[Entries from a dataset of interfaces]

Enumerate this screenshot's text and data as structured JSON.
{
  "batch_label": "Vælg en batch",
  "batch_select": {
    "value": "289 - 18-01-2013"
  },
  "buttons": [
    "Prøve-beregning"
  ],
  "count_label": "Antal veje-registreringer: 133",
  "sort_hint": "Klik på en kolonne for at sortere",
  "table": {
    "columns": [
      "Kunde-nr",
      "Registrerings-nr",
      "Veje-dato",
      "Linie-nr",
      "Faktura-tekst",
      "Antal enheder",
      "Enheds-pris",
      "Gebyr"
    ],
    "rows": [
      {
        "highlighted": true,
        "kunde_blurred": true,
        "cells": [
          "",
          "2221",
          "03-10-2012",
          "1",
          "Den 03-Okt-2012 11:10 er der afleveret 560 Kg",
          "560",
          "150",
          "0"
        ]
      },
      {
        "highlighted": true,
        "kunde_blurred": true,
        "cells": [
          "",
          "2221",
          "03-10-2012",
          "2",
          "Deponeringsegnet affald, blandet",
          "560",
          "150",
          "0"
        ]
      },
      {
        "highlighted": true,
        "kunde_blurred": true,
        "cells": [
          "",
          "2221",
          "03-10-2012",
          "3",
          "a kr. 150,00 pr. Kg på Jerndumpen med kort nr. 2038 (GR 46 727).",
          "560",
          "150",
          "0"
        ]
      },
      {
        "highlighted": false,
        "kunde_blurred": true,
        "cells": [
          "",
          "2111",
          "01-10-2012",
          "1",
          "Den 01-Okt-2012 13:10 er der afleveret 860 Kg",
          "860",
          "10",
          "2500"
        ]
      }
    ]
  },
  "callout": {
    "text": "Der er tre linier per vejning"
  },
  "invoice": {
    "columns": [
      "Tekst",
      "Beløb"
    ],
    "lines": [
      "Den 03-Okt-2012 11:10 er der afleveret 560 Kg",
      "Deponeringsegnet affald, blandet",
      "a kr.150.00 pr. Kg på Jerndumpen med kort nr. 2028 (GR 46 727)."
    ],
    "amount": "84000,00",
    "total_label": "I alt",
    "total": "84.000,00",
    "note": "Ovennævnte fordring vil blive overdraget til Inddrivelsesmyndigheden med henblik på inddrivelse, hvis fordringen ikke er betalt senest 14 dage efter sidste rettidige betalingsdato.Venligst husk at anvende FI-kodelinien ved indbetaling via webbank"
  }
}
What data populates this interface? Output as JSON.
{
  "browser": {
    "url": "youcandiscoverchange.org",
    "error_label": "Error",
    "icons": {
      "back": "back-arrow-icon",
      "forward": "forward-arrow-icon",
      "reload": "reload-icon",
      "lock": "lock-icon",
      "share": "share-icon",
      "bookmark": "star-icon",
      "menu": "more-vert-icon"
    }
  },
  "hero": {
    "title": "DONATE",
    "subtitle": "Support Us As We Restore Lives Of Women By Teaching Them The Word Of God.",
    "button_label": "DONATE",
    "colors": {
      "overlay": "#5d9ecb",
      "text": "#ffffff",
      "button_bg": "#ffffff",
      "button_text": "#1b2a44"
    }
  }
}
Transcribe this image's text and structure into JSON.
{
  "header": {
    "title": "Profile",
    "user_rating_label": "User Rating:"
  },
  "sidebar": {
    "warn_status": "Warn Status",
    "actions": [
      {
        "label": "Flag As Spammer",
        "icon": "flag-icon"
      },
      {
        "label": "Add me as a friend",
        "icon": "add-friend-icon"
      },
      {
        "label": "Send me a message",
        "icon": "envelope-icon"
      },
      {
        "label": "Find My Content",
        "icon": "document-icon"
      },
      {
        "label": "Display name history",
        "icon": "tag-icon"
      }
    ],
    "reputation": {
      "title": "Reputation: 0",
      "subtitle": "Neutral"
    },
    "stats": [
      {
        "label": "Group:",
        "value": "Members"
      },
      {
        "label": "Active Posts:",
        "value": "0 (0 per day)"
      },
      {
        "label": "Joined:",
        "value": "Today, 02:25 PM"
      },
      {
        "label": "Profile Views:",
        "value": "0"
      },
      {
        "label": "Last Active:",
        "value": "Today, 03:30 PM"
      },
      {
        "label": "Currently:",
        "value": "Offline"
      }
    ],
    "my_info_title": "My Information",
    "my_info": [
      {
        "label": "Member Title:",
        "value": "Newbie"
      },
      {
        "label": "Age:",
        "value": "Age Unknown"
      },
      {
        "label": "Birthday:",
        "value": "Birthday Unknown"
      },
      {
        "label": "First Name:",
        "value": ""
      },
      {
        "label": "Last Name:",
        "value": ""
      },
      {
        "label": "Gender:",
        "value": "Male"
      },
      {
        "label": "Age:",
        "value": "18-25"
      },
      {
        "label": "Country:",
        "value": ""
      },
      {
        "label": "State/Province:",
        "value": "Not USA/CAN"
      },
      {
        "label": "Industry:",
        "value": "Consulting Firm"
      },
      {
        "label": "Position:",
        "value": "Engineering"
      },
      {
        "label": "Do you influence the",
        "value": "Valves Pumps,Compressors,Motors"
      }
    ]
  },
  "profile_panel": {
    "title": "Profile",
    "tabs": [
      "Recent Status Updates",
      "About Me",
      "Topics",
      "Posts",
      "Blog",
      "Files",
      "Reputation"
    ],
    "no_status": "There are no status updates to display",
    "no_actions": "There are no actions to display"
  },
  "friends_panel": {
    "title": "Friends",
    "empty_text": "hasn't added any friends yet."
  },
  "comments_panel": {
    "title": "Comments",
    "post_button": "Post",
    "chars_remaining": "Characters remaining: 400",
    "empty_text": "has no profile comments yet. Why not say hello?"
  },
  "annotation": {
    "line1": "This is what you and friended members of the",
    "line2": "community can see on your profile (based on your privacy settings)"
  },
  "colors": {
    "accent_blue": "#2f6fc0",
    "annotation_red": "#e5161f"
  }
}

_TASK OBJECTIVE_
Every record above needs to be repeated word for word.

_YOUR RESPONSE_
Enumerate this screenshot's text and data as structured JSON.
{
  "batch_label": "Vælg en batch",
  "batch_select": {
    "value": "289 - 18-01-2013"
  },
  "buttons": [
    "Prøve-beregning"
  ],
  "count_label": "Antal veje-registreringer: 133",
  "sort_hint": "Klik på en kolonne for at sortere",
  "table": {
    "columns": [
      "Kunde-nr",
      "Registrerings-nr",
      "Veje-dato",
      "Linie-nr",
      "Faktura-tekst",
      "Antal enheder",
      "Enheds-pris",
      "Gebyr"
    ],
    "rows": [
      {
        "highlighted": true,
        "kunde_blurred": true,
        "cells": [
          "",
          "2221",
          "03-10-2012",
          "1",
          "Den 03-Okt-2012 11:10 er der afleveret 560 Kg",
          "560",
          "150",
          "0"
        ]
      },
      {
        "highlighted": true,
        "kunde_blurred": true,
        "cells": [
          "",
          "2221",
          "03-10-2012",
          "2",
          "Deponeringsegnet affald, blandet",
          "560",
          "150",
          "0"
        ]
      },
      {
        "highlighted": true,
        "kunde_blurred": true,
        "cells": [
          "",
          "2221",
          "03-10-2012",
          "3",
          "a kr. 150,00 pr. Kg på Jerndumpen med kort nr. 2038 (GR 46 727).",
          "560",
          "150",
          "0"
        ]
      },
      {
        "highlighted": false,
        "kunde_blurred": true,
        "cells": [
          "",
          "2111",
          "01-10-2012",
          "1",
          "Den 01-Okt-2012 13:10 er der afleveret 860 Kg",
          "860",
          "10",
          "2500"
        ]
      }
    ]
  },
  "callout": {
    "text": "Der er tre linier per vejning"
  },
  "invoice": {
    "columns": [
      "Tekst",
      "Beløb"
    ],
    "lines": [
      "Den 03-Okt-2012 11:10 er der afleveret 560 Kg",
      "Deponeringsegnet affald, blandet",
      "a kr.150.00 pr. Kg på Jerndumpen med kort nr. 2028 (GR 46 727)."
    ],
    "amount": "84000,00",
    "total_label": "I alt",
    "total": "84.000,00",
    "note": "Ovennævnte fordring vil blive overdraget til Inddrivelsesmyndigheden med henblik på inddrivelse, hvis fordringen ikke er betalt senest 14 dage efter sidste rettidige betalingsdato.Venligst husk at anvende FI-kodelinien ved indbetaling via webbank"
  }
}
What data populates this interface? Output as JSON.
{
  "browser": {
    "url": "youcandiscoverchange.org",
    "error_label": "Error",
    "icons": {
      "back": "back-arrow-icon",
      "forward": "forward-arrow-icon",
      "reload": "reload-icon",
      "lock": "lock-icon",
      "share": "share-icon",
      "bookmark": "star-icon",
      "menu": "more-vert-icon"
    }
  },
  "hero": {
    "title": "DONATE",
    "subtitle": "Support Us As We Restore Lives Of Women By Teaching Them The Word Of God.",
    "button_label": "DONATE",
    "colors": {
      "overlay": "#5d9ecb",
      "text": "#ffffff",
      "button_bg": "#ffffff",
      "button_text": "#1b2a44"
    }
  }
}
Transcribe this image's text and structure into JSON.
{
  "header": {
    "title": "Profile",
    "user_rating_label": "User Rating:"
  },
  "sidebar": {
    "warn_status": "Warn Status",
    "actions": [
      {
        "label": "Flag As Spammer",
        "icon": "flag-icon"
      },
      {
        "label": "Add me as a friend",
        "icon": "add-friend-icon"
      },
      {
        "label": "Send me a message",
        "icon": "envelope-icon"
      },
      {
        "label": "Find My Content",
        "icon": "document-icon"
      },
      {
        "label": "Display name history",
        "icon": "tag-icon"
      }
    ],
    "reputation": {
      "title": "Reputation: 0",
      "subtitle": "Neutral"
    },
    "stats": [
      {
        "label": "Group:",
        "value": "Members"
      },
      {
        "label": "Active Posts:",
        "value": "0 (0 per day)"
      },
      {
        "label": "Joined:",
        "value": "Today, 02:25 PM"
      },
      {
        "label": "Profile Views:",
        "value": "0"
      },
      {
        "label": "Last Active:",
        "value": "Today, 03:30 PM"
      },
      {
        "label": "Currently:",
        "value": "Offline"
      }
    ],
    "my_info_title": "My Information",
    "my_info": [
      {
        "label": "Member Title:",
        "value": "Newbie"
      },
      {
        "label": "Age:",
        "value": "Age Unknown"
      },
      {
        "label": "Birthday:",
        "value": "Birthday Unknown"
      },
      {
        "label": "First Name:",
        "value": ""
      },
      {
        "label": "Last Name:",
        "value": ""
      },
      {
        "label": "Gender:",
        "value": "Male"
      },
      {
        "label": "Age:",
        "value": "18-25"
      },
      {
        "label": "Country:",
        "value": ""
      },
      {
        "label": "State/Province:",
        "value": "Not USA/CAN"
      },
      {
        "label": "Industry:",
        "value": "Consulting Firm"
      },
      {
        "label": "Position:",
        "value": "Engineering"
      },
      {
        "label": "Do you influence the",
        "value": "Valves Pumps,Compressors,Motors"
      }
    ]
  },
  "profile_panel": {
    "title": "Profile",
    "tabs": [
      "Recent Status Updates",
      "About Me",
      "Topics",
      "Posts",
      "Blog",
      "Files",
      "Reputation"
    ],
    "no_status": "There are no status updates to display",
    "no_actions": "There are no actions to display"
  },
  "friends_panel": {
    "title": "Friends",
    "empty_text": "hasn't added any friends yet."
  },
  "comments_panel": {
    "title": "Comments",
    "post_button": "Post",
    "chars_remaining": "Characters remaining: 400",
    "empty_text": "has no profile comments yet. Why not say hello?"
  },
  "annotation": {
    "line1": "This is what you and friended members of the",
    "line2": "community can see on your profile (based on your privacy settings)"
  },
  "colors": {
    "accent_blue": "#2f6fc0",
    "annotation_red": "#e5161f"
  }
}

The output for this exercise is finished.